"Meditation practice isn't about trying to throw ourselves away and become something better. It's about befriending who we are already."
- Pema Chödrön
It's January: the month of fresh starts, expensive gym memberships and commitments to self-transformation. It's time to shed the weight of your former, undisciplined self (and all those mince pies) and finally become the attractive, productive self you always dreamed of becoming.
Until, of course, February comes around. Or maybe March, if you're really determined. Motivation wanes, the old habits creep back in (along with a healthy dose of self-loathing), and you're back to the drawing board. You know the score.
What if this year, you did things differently?
What if, rather than trying to become a new and improved version of yourself, you decided to embrace self-acceptance? What if, instead of viewing yourself as a project in need of change, you decided to shift your perspective?
No self-improvement without self-acceptance...
Goals are important. They help us to evolve and grow, and live in accordance with our values and purpose. But goals only work if they're supported by a foundation of self-worth and self-acceptance. If you're fundamentally unhappy with who you are, you're unlikely to find happiness in a new car, a new body or a new relationship.
Is it any wonder that so many of us give up on our New Year's resolutions in less than a month, when, so often, they come from a place of self-hatred?
If, instead, we work on building confidence within ourselves, confronting the parts of us we find difficult to love and treating them with compassion and embracing our imperfections, perhaps then we might find a New Year's resolution we actually can stick to.

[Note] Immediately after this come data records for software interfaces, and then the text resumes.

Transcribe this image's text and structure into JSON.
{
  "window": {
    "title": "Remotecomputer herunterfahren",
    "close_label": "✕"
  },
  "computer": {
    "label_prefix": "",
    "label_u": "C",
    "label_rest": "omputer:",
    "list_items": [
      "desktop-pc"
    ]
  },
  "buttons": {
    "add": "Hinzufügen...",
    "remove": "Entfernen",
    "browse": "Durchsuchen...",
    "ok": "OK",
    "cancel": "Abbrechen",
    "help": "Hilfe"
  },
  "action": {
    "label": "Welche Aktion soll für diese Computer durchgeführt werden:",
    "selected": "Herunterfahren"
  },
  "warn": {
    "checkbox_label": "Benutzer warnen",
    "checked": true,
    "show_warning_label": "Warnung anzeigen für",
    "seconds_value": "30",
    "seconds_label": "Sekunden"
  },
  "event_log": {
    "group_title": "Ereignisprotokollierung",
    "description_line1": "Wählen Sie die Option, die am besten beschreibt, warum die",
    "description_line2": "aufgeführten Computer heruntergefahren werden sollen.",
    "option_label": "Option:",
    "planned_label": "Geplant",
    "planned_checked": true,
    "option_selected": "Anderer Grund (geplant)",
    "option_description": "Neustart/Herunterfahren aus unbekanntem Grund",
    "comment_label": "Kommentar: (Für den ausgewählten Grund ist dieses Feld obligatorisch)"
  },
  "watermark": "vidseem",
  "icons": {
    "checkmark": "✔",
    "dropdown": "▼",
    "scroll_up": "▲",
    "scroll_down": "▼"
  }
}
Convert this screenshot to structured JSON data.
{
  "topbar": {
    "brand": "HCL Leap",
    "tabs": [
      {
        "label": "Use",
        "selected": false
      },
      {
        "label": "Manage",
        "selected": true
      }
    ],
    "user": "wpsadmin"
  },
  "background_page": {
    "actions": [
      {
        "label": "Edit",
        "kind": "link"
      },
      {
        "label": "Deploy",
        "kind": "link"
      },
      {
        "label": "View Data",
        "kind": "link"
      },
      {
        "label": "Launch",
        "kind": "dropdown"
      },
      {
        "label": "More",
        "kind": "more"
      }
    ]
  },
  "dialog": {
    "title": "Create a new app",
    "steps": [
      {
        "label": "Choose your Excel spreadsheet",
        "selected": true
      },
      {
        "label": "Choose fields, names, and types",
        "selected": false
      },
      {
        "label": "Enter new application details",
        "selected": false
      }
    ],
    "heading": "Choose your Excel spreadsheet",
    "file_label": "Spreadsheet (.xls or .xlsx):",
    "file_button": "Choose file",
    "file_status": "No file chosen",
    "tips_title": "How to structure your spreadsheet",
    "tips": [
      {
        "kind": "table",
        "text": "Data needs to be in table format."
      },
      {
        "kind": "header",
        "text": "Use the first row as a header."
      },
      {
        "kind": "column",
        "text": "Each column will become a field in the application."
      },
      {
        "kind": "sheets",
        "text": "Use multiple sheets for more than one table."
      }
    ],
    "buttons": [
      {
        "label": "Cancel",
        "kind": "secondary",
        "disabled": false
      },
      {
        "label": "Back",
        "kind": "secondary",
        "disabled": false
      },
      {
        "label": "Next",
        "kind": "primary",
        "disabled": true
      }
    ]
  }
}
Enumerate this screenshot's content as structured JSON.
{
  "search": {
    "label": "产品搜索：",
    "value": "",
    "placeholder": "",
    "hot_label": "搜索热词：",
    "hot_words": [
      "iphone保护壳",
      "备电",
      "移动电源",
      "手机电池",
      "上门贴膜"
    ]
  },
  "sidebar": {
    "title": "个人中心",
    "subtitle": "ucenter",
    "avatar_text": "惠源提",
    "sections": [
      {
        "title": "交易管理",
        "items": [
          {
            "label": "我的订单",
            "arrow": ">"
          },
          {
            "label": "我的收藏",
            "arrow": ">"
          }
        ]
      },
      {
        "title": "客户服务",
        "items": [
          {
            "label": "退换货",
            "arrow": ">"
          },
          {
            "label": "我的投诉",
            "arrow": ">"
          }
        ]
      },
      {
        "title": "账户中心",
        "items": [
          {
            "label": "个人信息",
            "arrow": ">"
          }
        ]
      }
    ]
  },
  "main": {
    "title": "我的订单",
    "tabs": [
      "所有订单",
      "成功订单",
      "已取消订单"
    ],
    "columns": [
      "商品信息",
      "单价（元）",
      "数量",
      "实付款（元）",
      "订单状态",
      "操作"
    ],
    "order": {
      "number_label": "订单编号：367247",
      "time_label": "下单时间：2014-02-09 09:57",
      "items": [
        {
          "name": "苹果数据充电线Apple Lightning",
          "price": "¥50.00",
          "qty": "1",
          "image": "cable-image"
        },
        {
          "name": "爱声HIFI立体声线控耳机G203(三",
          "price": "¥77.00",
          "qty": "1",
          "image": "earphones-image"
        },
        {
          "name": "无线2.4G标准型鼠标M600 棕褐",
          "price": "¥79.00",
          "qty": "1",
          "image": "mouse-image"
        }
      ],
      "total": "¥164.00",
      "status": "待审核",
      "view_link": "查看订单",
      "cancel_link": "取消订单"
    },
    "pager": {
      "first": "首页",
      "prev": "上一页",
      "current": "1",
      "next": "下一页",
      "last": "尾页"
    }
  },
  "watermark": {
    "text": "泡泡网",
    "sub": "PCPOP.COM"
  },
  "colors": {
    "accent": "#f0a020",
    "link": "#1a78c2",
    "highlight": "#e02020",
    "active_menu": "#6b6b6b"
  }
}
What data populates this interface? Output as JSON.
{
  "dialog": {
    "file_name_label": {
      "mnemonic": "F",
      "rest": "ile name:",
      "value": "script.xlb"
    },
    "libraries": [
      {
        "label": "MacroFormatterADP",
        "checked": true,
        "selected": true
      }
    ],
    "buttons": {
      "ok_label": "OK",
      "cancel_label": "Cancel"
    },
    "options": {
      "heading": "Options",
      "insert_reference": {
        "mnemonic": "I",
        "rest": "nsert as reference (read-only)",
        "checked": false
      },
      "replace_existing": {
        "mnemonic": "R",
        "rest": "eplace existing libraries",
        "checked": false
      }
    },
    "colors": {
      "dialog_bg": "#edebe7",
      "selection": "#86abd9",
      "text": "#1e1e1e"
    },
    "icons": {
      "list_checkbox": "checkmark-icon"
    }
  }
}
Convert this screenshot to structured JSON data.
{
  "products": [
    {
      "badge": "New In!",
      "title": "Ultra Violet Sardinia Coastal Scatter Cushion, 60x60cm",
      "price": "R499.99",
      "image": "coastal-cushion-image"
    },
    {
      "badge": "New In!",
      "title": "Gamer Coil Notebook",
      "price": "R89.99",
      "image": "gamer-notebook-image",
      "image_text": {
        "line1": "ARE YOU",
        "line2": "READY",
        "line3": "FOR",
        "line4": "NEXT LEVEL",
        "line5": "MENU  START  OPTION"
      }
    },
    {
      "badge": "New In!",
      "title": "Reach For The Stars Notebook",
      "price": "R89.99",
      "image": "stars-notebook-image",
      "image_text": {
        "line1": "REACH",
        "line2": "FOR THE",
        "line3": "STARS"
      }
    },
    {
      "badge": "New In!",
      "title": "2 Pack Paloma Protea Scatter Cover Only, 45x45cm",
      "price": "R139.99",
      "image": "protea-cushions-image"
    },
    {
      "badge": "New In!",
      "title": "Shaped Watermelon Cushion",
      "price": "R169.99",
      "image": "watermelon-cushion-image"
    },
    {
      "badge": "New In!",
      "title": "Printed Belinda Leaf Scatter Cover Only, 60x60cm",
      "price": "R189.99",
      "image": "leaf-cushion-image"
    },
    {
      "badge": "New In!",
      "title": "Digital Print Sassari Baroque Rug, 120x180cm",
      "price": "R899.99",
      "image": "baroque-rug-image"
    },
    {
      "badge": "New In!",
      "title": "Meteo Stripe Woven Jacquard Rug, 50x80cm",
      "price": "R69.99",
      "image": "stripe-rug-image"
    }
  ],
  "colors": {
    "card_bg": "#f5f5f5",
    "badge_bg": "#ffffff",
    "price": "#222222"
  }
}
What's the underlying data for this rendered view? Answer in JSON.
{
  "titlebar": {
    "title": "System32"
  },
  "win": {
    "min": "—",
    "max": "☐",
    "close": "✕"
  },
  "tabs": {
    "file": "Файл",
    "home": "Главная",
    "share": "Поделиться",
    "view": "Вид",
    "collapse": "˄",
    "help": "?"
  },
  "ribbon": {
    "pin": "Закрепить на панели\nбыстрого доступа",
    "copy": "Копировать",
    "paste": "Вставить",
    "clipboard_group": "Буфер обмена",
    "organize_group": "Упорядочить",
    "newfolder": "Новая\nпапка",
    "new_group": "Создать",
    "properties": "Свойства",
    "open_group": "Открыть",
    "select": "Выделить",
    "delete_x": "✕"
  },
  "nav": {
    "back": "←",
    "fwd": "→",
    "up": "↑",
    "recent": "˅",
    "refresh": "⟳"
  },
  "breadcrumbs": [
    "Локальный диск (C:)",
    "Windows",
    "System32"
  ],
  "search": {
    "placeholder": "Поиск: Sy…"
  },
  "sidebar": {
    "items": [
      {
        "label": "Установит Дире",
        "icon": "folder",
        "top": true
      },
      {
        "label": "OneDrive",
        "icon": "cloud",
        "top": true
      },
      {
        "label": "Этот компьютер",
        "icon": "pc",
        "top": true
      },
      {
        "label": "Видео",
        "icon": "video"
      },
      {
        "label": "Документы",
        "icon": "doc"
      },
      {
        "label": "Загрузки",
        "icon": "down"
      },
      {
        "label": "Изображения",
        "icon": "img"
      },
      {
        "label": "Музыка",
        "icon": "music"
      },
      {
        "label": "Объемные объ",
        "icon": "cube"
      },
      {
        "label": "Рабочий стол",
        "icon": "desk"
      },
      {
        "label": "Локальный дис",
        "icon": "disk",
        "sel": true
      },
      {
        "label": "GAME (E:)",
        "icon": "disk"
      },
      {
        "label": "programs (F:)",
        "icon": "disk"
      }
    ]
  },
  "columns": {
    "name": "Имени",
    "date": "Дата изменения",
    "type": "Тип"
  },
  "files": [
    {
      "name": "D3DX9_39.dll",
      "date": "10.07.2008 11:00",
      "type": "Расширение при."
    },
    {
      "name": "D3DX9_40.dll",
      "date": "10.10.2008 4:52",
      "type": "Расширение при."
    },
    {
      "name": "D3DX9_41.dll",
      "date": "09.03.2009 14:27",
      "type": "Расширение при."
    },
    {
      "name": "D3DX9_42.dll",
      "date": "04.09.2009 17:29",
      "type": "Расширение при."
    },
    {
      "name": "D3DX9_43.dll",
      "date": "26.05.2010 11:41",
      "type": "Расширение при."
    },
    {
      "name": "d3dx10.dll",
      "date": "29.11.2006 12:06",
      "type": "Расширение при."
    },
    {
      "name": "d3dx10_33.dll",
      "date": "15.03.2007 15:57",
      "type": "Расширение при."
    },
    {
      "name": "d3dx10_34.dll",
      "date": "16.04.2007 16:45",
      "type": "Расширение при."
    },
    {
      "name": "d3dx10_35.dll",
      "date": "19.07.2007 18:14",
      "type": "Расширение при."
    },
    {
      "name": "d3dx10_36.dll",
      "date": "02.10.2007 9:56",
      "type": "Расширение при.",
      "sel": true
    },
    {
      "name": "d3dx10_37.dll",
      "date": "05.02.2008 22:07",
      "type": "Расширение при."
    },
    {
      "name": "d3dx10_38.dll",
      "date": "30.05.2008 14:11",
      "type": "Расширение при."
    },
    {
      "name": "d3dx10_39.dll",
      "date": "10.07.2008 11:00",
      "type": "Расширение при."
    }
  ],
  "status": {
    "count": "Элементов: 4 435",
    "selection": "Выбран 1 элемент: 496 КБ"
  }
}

You don't need to fundamentally change yourself this year - you're good enough as you are. But you can work to shift perspective: to speak to yourself and those around you more kindly and to practice empathy, to become more attuned to the good, and to focus your energy on the things you can control and the things that really matter.